I understand that if a British officer goes from this country he becomes subject to these conditions which now apply to the Indian Army—if he volunteers. That is the issue. If he is transferred, we have sent him out, and therefore we have conscripted him. He has gone to India. Is he then transferred from what might be called the British Forces in India to the Indian Army, without asking his consent at all, and does he then become subject to a different set of conditions?

I am glad to be able to make that point clear. British officers and men who go out to India with units of the British Army go under the general control of G.H.Q. India, and enjoy those advantages in respect to leave of which my hon. Friend has spoken. Those who join the Indian Army or, strictly speaking are British officers in Indian units——

Yes. Naturally they were all volunteers before the War. At an earlier period of the war they were also volunteers, but there was a short period of some months during which the War Office took the view that it was better to post officers compulsorily to serve with the Indian Army rather than to invite volunteers. The India Office subsequently persuaded the War Office that it was far better to invite volunteers. Therefore, the great majority of the young officers now attached to Indian units have gone out because they wished to join the Indian Army.

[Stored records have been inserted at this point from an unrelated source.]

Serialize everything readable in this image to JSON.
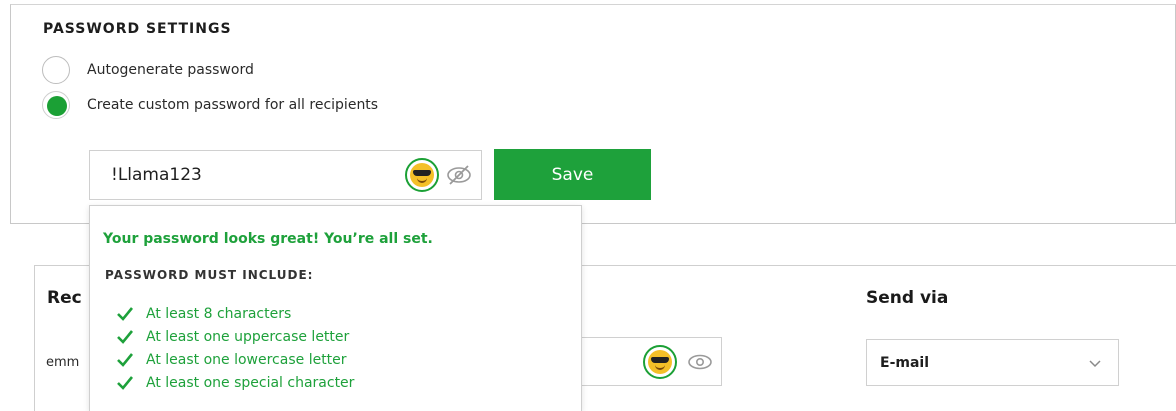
{
  "password_settings": {
    "title": "PASSWORD SETTINGS",
    "options": [
      {
        "label": "Autogenerate password",
        "selected": false
      },
      {
        "label": "Create custom password for all recipients",
        "selected": true
      }
    ],
    "password_value": "!Llama123",
    "strength_icon": "sunglasses-emoji-icon",
    "visibility_icon": "eye-slash-icon",
    "save_label": "Save"
  },
  "strength_popover": {
    "status": "Your password looks great! You’re all set.",
    "requirements_title": "PASSWORD MUST INCLUDE:",
    "requirements": [
      {
        "text": "At least 8 characters",
        "met": true
      },
      {
        "text": "At least one uppercase letter",
        "met": true
      },
      {
        "text": "At least one lowercase letter",
        "met": true
      },
      {
        "text": "At least one special character",
        "met": true
      }
    ]
  },
  "recipients": {
    "column_header_partial": "Rec",
    "row_email_partial": "emm",
    "strength_icon": "sunglasses-emoji-icon",
    "visibility_icon": "eye-icon"
  },
  "send_via": {
    "header": "Send via",
    "selected": "E-mail"
  },
  "colors": {
    "accent_green": "#1ea13b",
    "border": "#d0d0d0",
    "emoji_yellow": "#f4c028"
  }
}
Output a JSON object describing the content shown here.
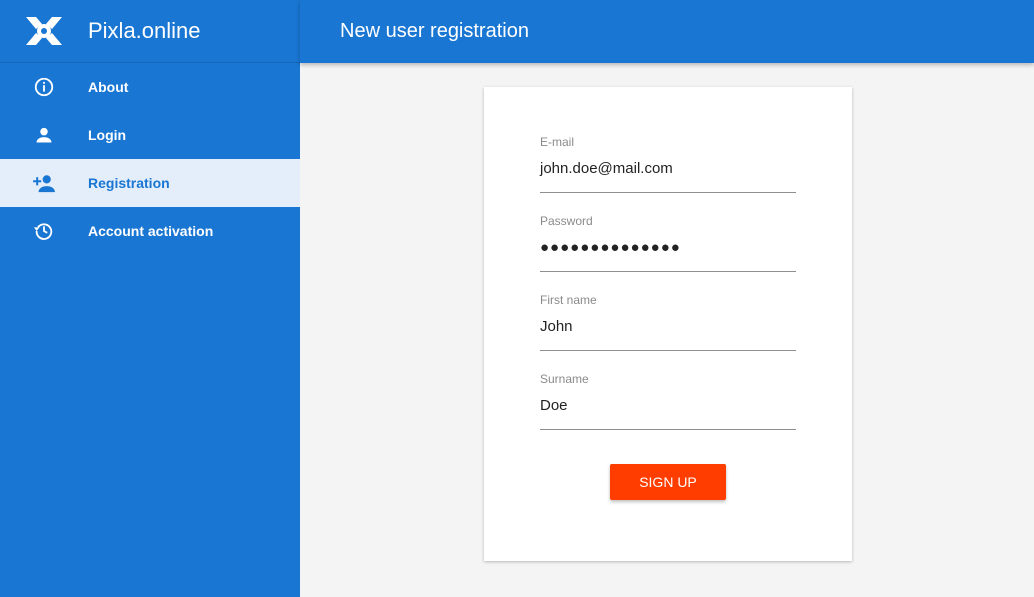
{
  "app": {
    "name": "Pixla.online"
  },
  "colors": {
    "primary": "#1976d2",
    "accent": "#ff3d00",
    "active_bg": "#e3eefa",
    "background": "#f4f4f4"
  },
  "sidebar": {
    "items": [
      {
        "label": "About",
        "icon": "info-icon"
      },
      {
        "label": "Login",
        "icon": "person-icon"
      },
      {
        "label": "Registration",
        "icon": "person-add-icon",
        "active": true
      },
      {
        "label": "Account activation",
        "icon": "history-icon"
      }
    ]
  },
  "header": {
    "title": "New user registration"
  },
  "form": {
    "email": {
      "label": "E-mail",
      "value": "john.doe@mail.com"
    },
    "password": {
      "label": "Password",
      "value": "●●●●●●●●●●●●●●"
    },
    "first_name": {
      "label": "First name",
      "value": "John"
    },
    "surname": {
      "label": "Surname",
      "value": "Doe"
    },
    "submit_label": "SIGN UP"
  }
}
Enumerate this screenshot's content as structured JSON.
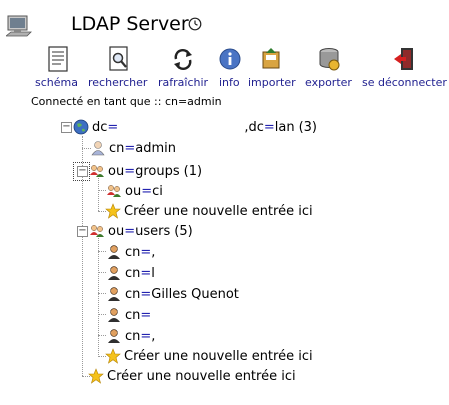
{
  "app": {
    "title": "LDAP Server"
  },
  "toolbar": [
    {
      "label": "schéma",
      "icon": "schema-icon"
    },
    {
      "label": "rechercher",
      "icon": "search-icon"
    },
    {
      "label": "rafraîchir",
      "icon": "refresh-icon"
    },
    {
      "label": "info",
      "icon": "info-icon"
    },
    {
      "label": "importer",
      "icon": "import-icon"
    },
    {
      "label": "exporter",
      "icon": "export-icon"
    },
    {
      "label": "se déconnecter",
      "icon": "logout-icon"
    }
  ],
  "session": {
    "logged_in_as": "Connecté en tant que :: cn=admin"
  },
  "tree": {
    "root": {
      "attr": "dc",
      "eq": "=",
      "suffix_attr": ",dc",
      "suffix_value": "lan",
      "count": "(3)"
    },
    "admin": {
      "attr": "cn",
      "eq": "=",
      "value": "admin"
    },
    "groups": {
      "attr": "ou",
      "eq": "=",
      "value": "groups",
      "count": "(1)"
    },
    "groups_child": {
      "attr": "ou",
      "eq": "=",
      "value": "ci"
    },
    "groups_create": "Créer une nouvelle entrée ici",
    "users": {
      "attr": "ou",
      "eq": "=",
      "value": "users",
      "count": "(5)"
    },
    "users_children": [
      {
        "attr": "cn",
        "eq": "=",
        "value": ","
      },
      {
        "attr": "cn",
        "eq": "=",
        "value": "l"
      },
      {
        "attr": "cn",
        "eq": "=",
        "value": "Gilles Quenot"
      },
      {
        "attr": "cn",
        "eq": "=",
        "value": ""
      },
      {
        "attr": "cn",
        "eq": "=",
        "value": ","
      }
    ],
    "users_create": "Créer une nouvelle entrée ici",
    "root_create": "Créer une nouvelle entrée ici"
  },
  "colors": {
    "link": "#1f1f8f",
    "equals": "#2323b0",
    "tree_lines": "#9a9a9a"
  }
}
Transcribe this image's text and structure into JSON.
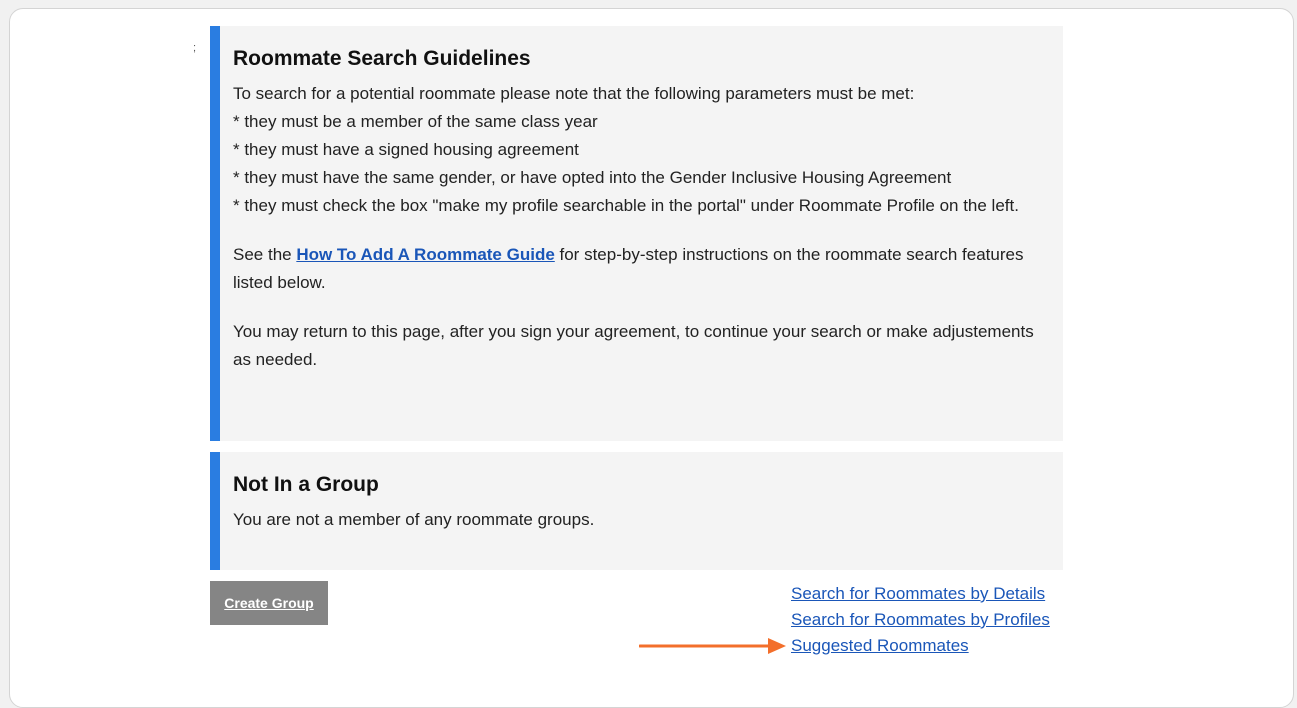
{
  "stray_mark": ";",
  "guidelines": {
    "title": "Roommate Search Guidelines",
    "intro": "To search for a potential roommate please note that the following parameters must be met:",
    "rules": [
      "* they must be a member of the same class year",
      "* they must have a signed housing agreement",
      "* they must have the same gender, or have opted into the Gender Inclusive Housing Agreement",
      "* they must check the box \"make my profile searchable in the portal\" under Roommate Profile on the left."
    ],
    "guide_prefix": "See the ",
    "guide_link": "How To Add A Roommate Guide",
    "guide_suffix": " for step-by-step instructions on the roommate search features listed below.",
    "return_note": "You may return to this page, after you sign your agreement, to continue your search or make adjustements as needed."
  },
  "group": {
    "title": "Not In a Group",
    "message": "You are not a member of any roommate groups."
  },
  "actions": {
    "create_group": "Create Group",
    "search_by_details": "Search for Roommates by Details",
    "search_by_profiles": "Search for Roommates by Profiles",
    "suggested": "Suggested Roommates"
  },
  "colors": {
    "accent_bar": "#2a7de1",
    "link": "#1a56b8",
    "annotation_arrow": "#f36f2b"
  }
}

This is a very important point, because we have now two categories of men. One is subject to the conditions which are laid down generally for the British Army. The other consists of men who were transferred without their consent to the Indian Army and now become subject to a different set of conditions. That transfer system was subsequently found to be inadvisable and the voluntary system was resumed. What about the unfortunate category in between? Are they to be given an opportunity of transferring back to the British Forces or of volunteering to continue with the Indian Army?

While some were transferred, they were transferred to the higher rates of pay and other conditions of the Indian Army. No doubt if they wished to leave the Indian Army they will have eventually an opportunity. In that connection it is true that the troops in India are far away; they are far away in a wider sense than troops in the Middle East or in Italy. Troops in the Middle East cover a limited front whose utmost extension is a line of 1,500 miles from Damascus to Tunis. It is relatively easily visited and administered. In India we are dealing with a continent which is over 2,000 miles each way. The Burma front is as long as the whole Russian front in the present war. The outlying stations in the jungle are by no means easy to approach, and the great expansion of the Army in India in the last year or so has naturally involved a certain amount of difficulty for the men in getting everything they want, such as lectures and clubs, but all that is being pressed forward.

An inquiry about radio sets was made by the hon. Member for Bassetlaw. It is true that the Forces in the Middle East secured radio sets earlier, and that there are limitations of manufacture, but I may mention that 8,000 of these sets are now on order for the troops in India and I hope that they will be got out as rapidly as they can be manufactured.

I think the troops have a priority over the British consumer in this country. We are genuinely endeavouring to do everything that can be done. The expansion of British personnel in India has taken place at a later date than the great expansions in the Middle East, and in some respects there has been delay. I can assure hon. Members who have raised this subject in Debate that there is no lack of understanding of the fact that welfare is an essential part in operational efficiency and that both the Government of India and the War Office will do their very best in the matter.

As this Debate is apparently drawing to an end, may I ask if there is any chance that we shall be having the statement on the progress of events in Germany which was half-promised for about this time?

Question, "That this House do now adjourn," put, and agreed to.

Adjourned accordingly till Tuesday next, pursuant to the Resolution of the House this day.